…which, I suspect, is really a shame.
Yesterday, on the flight back from the Bay to SLC, I took this pic of Tahoe from the plane:
That’s a big ol’ lake. The second deepest in North America, and cold. And intimidating. The lake is big, and it’s where the Ironman is, and that is big, too. Big, and deep, and cold. And intimidating.
Attempting an IM…
(the astute observer will note that I did NOT say “doing an IM”. I just posted to my training group about how, at least once a week, I get a mindset of utter incredulity, or panic, at the notion of actually being able to complete the distance. It’s simply insane. Swim 2.4 miles? Okay, that I did swim approximately that distance, but it was as a single event, and it took me way over two hours of time in the water. Bike 112 miles? That sounds difficult, but doable – but trying it on the Tahoe course just sounds like a fancy way to wind up laying beside the road in paroxyms of cramps. A marathon?

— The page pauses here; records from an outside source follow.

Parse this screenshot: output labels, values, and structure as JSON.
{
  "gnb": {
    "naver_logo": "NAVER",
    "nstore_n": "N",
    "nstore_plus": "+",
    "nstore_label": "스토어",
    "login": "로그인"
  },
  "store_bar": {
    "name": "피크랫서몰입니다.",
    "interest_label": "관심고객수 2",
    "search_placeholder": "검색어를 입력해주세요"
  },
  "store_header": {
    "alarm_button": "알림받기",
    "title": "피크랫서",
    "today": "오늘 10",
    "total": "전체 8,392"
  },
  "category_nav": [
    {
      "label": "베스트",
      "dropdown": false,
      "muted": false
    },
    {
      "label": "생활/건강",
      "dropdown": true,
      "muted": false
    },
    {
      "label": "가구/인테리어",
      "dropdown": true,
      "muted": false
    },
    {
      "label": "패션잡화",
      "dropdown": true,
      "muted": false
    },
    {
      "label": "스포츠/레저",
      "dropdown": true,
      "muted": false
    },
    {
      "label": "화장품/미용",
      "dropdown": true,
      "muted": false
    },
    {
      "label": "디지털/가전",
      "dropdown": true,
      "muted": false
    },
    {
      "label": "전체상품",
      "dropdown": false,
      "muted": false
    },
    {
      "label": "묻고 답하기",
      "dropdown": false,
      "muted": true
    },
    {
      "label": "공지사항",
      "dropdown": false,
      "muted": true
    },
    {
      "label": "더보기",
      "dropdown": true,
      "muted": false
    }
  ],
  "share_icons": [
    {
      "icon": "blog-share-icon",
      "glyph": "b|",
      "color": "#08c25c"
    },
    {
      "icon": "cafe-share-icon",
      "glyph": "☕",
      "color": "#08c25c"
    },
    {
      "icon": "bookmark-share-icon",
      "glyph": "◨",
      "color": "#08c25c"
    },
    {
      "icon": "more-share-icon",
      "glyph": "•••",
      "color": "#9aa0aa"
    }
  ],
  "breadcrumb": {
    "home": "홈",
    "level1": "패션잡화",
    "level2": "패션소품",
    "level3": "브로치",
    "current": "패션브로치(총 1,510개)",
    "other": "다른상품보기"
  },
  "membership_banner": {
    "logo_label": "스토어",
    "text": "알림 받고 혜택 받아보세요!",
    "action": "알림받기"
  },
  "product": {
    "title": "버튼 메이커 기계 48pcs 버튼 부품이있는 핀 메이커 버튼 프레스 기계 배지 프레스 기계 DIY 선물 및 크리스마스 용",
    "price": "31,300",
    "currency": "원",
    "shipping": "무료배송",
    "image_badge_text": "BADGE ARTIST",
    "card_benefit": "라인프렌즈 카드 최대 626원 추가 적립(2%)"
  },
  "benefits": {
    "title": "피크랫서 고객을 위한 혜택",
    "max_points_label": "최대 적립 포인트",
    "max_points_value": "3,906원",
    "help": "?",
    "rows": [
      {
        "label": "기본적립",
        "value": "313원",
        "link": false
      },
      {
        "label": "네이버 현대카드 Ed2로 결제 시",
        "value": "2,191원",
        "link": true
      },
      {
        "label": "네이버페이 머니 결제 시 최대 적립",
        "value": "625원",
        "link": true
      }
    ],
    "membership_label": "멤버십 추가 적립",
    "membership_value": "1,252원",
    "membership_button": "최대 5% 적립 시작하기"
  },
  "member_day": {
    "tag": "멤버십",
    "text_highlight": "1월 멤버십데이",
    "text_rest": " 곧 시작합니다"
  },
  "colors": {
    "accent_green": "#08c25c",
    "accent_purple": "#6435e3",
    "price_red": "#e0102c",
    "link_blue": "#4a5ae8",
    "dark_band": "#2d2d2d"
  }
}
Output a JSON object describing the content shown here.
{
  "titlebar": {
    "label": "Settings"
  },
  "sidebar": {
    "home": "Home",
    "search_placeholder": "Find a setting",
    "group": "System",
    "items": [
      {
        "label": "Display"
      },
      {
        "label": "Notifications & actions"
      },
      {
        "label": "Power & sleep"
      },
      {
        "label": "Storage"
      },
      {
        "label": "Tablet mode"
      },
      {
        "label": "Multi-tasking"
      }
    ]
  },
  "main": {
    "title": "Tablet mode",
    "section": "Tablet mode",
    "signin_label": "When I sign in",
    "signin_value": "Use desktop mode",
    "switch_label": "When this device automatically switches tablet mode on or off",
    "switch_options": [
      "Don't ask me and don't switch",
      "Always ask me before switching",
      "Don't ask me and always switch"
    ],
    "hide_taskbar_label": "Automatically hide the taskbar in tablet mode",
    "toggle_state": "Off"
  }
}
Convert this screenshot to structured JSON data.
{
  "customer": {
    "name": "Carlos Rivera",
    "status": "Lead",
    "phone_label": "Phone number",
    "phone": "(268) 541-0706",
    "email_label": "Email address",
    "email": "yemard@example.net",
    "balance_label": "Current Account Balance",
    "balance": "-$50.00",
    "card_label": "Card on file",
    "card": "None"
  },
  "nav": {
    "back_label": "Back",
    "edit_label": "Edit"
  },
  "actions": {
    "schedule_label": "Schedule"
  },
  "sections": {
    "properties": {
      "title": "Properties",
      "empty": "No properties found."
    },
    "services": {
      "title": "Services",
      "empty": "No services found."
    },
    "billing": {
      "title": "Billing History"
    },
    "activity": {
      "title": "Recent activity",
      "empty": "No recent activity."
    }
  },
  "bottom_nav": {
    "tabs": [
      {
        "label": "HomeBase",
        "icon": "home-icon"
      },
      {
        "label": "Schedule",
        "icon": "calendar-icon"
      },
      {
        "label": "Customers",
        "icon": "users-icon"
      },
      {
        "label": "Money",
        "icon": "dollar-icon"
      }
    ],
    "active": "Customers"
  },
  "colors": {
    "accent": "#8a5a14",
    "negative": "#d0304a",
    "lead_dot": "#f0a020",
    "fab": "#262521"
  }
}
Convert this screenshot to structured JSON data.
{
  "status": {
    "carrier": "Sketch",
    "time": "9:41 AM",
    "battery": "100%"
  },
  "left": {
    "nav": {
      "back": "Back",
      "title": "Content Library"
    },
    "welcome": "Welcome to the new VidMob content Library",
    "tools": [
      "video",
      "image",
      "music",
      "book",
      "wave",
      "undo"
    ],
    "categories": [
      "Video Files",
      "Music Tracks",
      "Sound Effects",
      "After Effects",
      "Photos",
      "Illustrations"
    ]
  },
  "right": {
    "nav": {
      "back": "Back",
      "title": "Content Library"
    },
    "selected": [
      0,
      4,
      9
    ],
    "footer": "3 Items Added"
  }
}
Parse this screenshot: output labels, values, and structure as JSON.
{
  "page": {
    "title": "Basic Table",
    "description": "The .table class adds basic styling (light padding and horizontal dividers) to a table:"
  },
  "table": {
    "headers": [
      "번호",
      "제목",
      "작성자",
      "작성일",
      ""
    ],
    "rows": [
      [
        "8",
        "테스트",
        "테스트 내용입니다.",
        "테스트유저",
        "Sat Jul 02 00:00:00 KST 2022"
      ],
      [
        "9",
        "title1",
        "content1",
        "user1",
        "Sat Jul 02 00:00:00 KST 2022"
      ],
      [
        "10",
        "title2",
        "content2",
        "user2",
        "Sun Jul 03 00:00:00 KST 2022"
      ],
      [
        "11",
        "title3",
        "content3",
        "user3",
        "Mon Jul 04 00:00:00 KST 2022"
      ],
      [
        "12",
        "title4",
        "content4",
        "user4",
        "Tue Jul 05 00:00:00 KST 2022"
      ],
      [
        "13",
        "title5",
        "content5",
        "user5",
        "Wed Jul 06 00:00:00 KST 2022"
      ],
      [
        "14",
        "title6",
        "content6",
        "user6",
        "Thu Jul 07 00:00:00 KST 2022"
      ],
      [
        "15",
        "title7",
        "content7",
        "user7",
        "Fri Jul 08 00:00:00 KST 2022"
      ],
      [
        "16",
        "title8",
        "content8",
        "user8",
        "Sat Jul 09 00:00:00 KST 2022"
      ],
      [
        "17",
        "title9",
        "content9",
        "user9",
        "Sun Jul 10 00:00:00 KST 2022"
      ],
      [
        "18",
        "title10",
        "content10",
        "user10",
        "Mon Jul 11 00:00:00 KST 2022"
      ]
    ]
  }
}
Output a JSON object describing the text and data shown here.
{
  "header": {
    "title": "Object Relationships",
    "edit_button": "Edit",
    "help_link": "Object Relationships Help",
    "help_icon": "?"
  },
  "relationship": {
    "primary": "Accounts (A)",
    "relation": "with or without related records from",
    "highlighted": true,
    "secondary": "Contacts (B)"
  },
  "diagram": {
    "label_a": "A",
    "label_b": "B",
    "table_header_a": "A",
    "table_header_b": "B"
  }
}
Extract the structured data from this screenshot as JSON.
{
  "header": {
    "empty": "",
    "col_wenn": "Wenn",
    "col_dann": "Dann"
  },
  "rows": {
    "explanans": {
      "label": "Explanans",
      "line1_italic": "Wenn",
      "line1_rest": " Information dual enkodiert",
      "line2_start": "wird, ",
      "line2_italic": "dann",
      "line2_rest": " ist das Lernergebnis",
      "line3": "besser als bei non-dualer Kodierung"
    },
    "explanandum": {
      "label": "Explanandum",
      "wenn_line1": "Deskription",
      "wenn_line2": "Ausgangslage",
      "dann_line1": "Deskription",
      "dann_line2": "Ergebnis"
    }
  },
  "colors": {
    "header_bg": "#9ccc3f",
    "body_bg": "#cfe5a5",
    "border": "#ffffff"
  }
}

Sure, I’ve done three of those, but it’s been over twenty years since I ran a marathon.
Doing them all on the same day? WHAT HAVE YOU BEEN SMOKING?)
…means doing something so large that it eats up a lot of time. It’s a big deal precisely because it is a big deal. If it were easy, then why do it? But I don’t think I was aware of how much time it would take – and how, periodically, I would feel drained and gumptionless.
Some of the time I’m okay with this – I mean, the whole idea is that I’m going to be doing something anyway. I might as well be training. To quote (or misquote, depending on my memory) Cool Hand Luke, “Aw, heck – it’s just sumpthin’ to do”. As the oldtimers told Delton when he was upset about having to spend his weekends in jail, “Aw, heck, Delton, everybody’s gotta be somewhere”. Human experience simply is, and it is for twenty-four hours every day. It’s gonna be training, or sitting, or doing something else.
But sometimes, when I’m feeling dragged down, or when I realize how much slower I am running now than a year ago (after doing triathlon training since last October) and when I see that my weight is STUCK because I’m always hungry, I get discouraged. Being discouraged is not a bad thing – the best thing that ever happened to me was when I became discouraged about my ability to control my drinking. Being discouraged makes plenty of sense when courage doesn’t make sense. And courage doesn’t make sense when what one is doing can’t work, or when the cost is too high.
So when I start thinking that it’s simply not possible for me to train up to, and complete, IMLT (that’s “IronMan Lake Tahoe”, for those of you who aren’t down with the acronyms) then I can start feeling the discouragement seeping in. And when I start thinking about the cost, I get discouraged, as well. I mean, this thing takes all day.
It takes all day until I reach a point where I am really tired, and then I can’t do much. And then just recovering takes all of my effort.
So IronMan training becomes the central effort in my life. And that seems wrong somehow. Now, it doesn’t become the most IMPORTANT thing – that, of course, is breathing. But the thing about breathing is that it generally doesn’t take much effort, so one is able to attend to the second or third most important things, all the way down the line.
But when something disrupts that order, then at that point the effort of the something requires it to move up the chain – the cost is higher now. Are you still willing to pay it? Because it will mean giving something else up. That’s the way that priorities get shuffled. I don’t really believe that it’s a conscious process – at least, not in my case.
So right now I’m taking a day off from training. I didn’t intend to do that – it just sort of happened. I have another triathlon this weekend – an Olympic distance (it says it is, although the bike is 4 miles short). My coach buddy told me to do a “mini-taper”. I don’t know how to “taper”. I either train, or I’ve stopped training. I reckon tomorrow morning I’ll do a bit of something or other….just to keep fresh.
Who knows? Maybe my experience this weekend, in what I think of as a “QuarterMan” (over a third of the swim, about a fifth of the bike, and about a fourth of the run) might encourage me, or it might discourage me. Perhaps a reasonable, mature guy would not allow progress (or lack thereof) to dis- or en-courage him; I really don’t know if such an attitude is persistence, or denial.
Suddenly I’m thinking that I should maybe get on the bike for an easy 45 minutes or so this afternoon.
I am at the mercy of whim, mood, fatigue and projection : )